LOS ANGELES – Slowly but surely, Americans seem to be making peace with the pot pipe.

According to a new poll released Monday by Gallup, 50 percent of Americans say marijuana use should be legal, up from 46 percent last year. This year, 46 percent said it should be illegal.


Those numbers mean that, for the first time in the poll’s 42-year history, Americans who say that marijuana should be legal outnumber those who say it should be illegal.

Societal acceptance of marijuana has come a long way since 1969, when Gallup first posed the question “Should marijuana use be legal?” Back then, only 12 percent of Americans favored legalization of the drug. From the 1970s through the mid-1990s, support remained between 20 percent and 30 percent, but it has been climbing steadily since 2002.

According to the most recent poll:

• Men are more likely to support legalizing marijuana than women (55 percent vs. 46 percent).

• People in the West are more likely to support it than people in the East (55 percent vs. 51 percent).

• People age 18 to 29 are twice as likely to support marijuana use as people 65 or older (62 percent vs. 31 percent).

The findings come less than six months after the federal government ruled that marijuana should remain classified as a Schedule 1 drug, which means the government considers it as dangerous as heroin.

That now appears slightly out of step with what most Americans think.

A Gallup survey last year found that 70 percent of people favored making it legal for doctors to prescribe marijuana in order to reduce pain and suffering.

Voters in many states, including Maine, have enacted laws allowing marijuana to be used medicinally.
In some states, state-approved dispensaries have become well established, but distribution facilities in Maine are still being developed. Some patients have been receiving small amounts of medical marijuana from a state-sanctioned network of caregivers, who are limited in the number of patients they can provide for.

Eventually there will be eight dispensaries in Maine.

In Portland, Northeast Patients Group, which holds four of Maine’s eight available dispensary permits, hopes to open a dispensary at 685 Congress St. It opened a dispensary in August in Thomaston and is opening a dispensary on Water Street in Hallowell.

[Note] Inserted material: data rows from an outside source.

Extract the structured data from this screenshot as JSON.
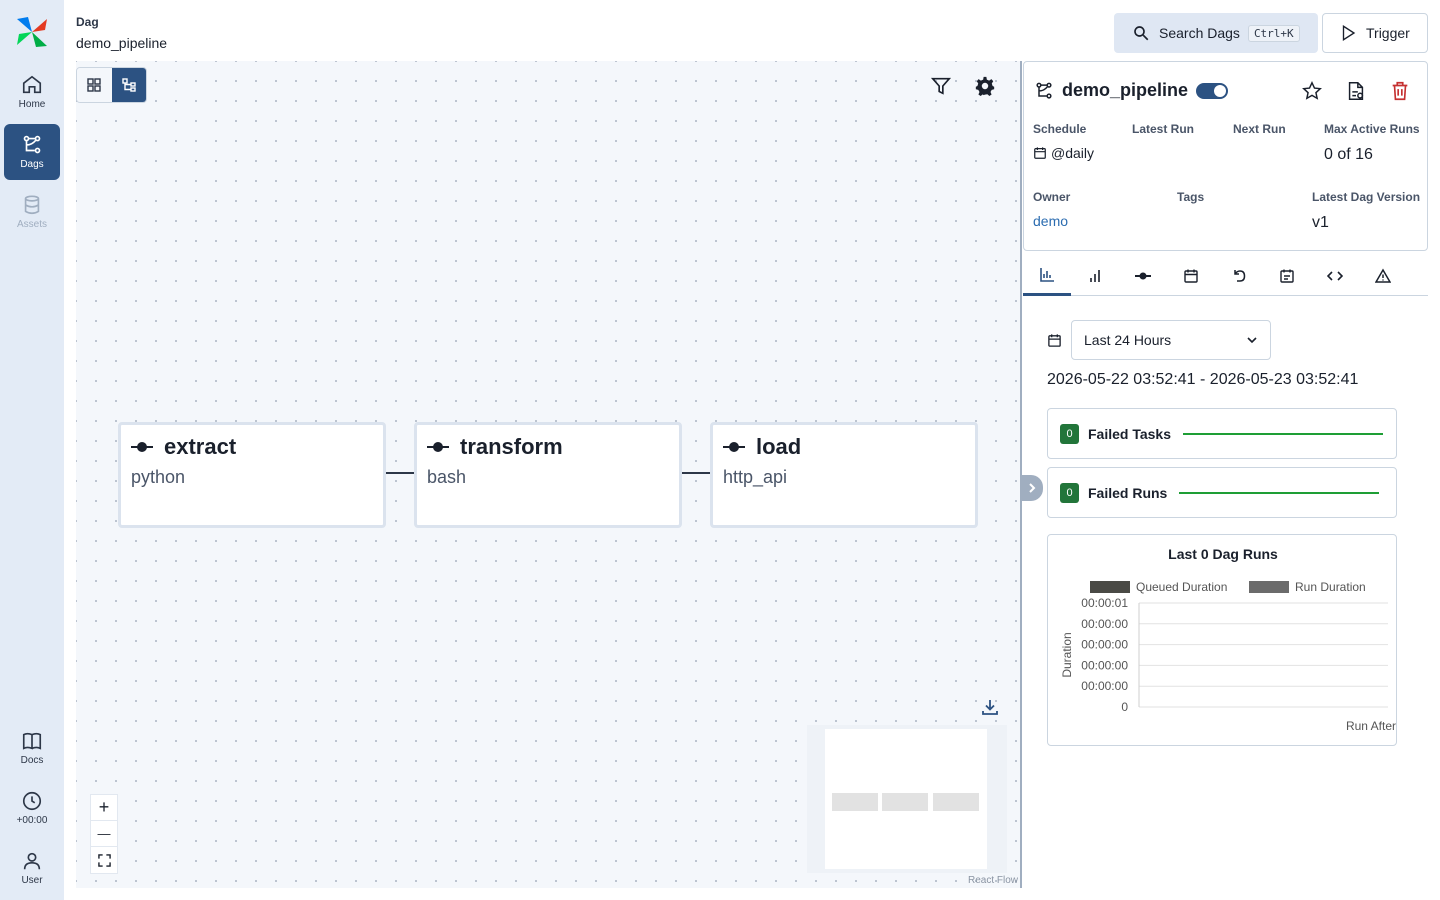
{
  "nav": {
    "logo": "airflow-pinwheel-logo",
    "items": [
      {
        "label": "Home",
        "icon": "home-icon"
      },
      {
        "label": "Dags",
        "icon": "dags-icon"
      },
      {
        "label": "Assets",
        "icon": "assets-icon"
      },
      {
        "label": "Docs",
        "icon": "book-icon"
      },
      {
        "label": "+00:00",
        "icon": "clock-icon"
      },
      {
        "label": "User",
        "icon": "user-icon"
      }
    ]
  },
  "header": {
    "crumb_type": "Dag",
    "crumb_name": "demo_pipeline",
    "search_label": "Search Dags",
    "search_shortcut": "Ctrl+K",
    "trigger_label": "Trigger"
  },
  "graph": {
    "nodes": [
      {
        "name": "extract",
        "operator": "python"
      },
      {
        "name": "transform",
        "operator": "bash"
      },
      {
        "name": "load",
        "operator": "http_api"
      }
    ],
    "attribution": "React Flow",
    "zoom_in": "+",
    "zoom_out": "—"
  },
  "dag": {
    "title": "demo_pipeline",
    "paused": false,
    "schedule_label": "Schedule",
    "schedule_value": "@daily",
    "latest_run_label": "Latest Run",
    "next_run_label": "Next Run",
    "max_active_label": "Max Active Runs",
    "max_active_value": "0 of 16",
    "owner_label": "Owner",
    "owner_value": "demo",
    "tags_label": "Tags",
    "version_label": "Latest Dag Version",
    "version_value": "v1"
  },
  "tabs": [
    "overview",
    "runs",
    "tasks",
    "calendar",
    "backfills",
    "audit-log",
    "code",
    "import-errors"
  ],
  "overview": {
    "range_select": "Last 24 Hours",
    "range_text": "2026-05-22 03:52:41 - 2026-05-23 03:52:41",
    "failed_tasks_label": "Failed Tasks",
    "failed_tasks_count": "0",
    "failed_runs_label": "Failed Runs",
    "failed_runs_count": "0"
  },
  "colors": {
    "accent": "#2c5282",
    "nav_bg": "#e3ebf6",
    "success": "#22753a",
    "spark": "#1e9e35",
    "danger": "#c53030"
  },
  "chart_data": {
    "type": "bar",
    "title": "Last 0 Dag Runs",
    "xlabel": "Run After",
    "ylabel": "Duration",
    "categories": [],
    "series": [
      {
        "name": "Queued Duration",
        "values": [],
        "color": "#4a4a45"
      },
      {
        "name": "Run Duration",
        "values": [],
        "color": "#6b6b6b"
      }
    ],
    "y_ticks": [
      "00:00:01",
      "00:00:00",
      "00:00:00",
      "00:00:00",
      "00:00:00",
      "0"
    ],
    "legend": "top",
    "grid": true
  }
}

It is negotiating a lease for a fourth dispensary in the Bangor-Brewer area.

According to Northeast Patients Group, the law allows patients to purchase 2 ounces of prepared marijuana in any 15-day period, or 5 ounces per month. Patients must register with the state after obtaining a recommendation from a doctor.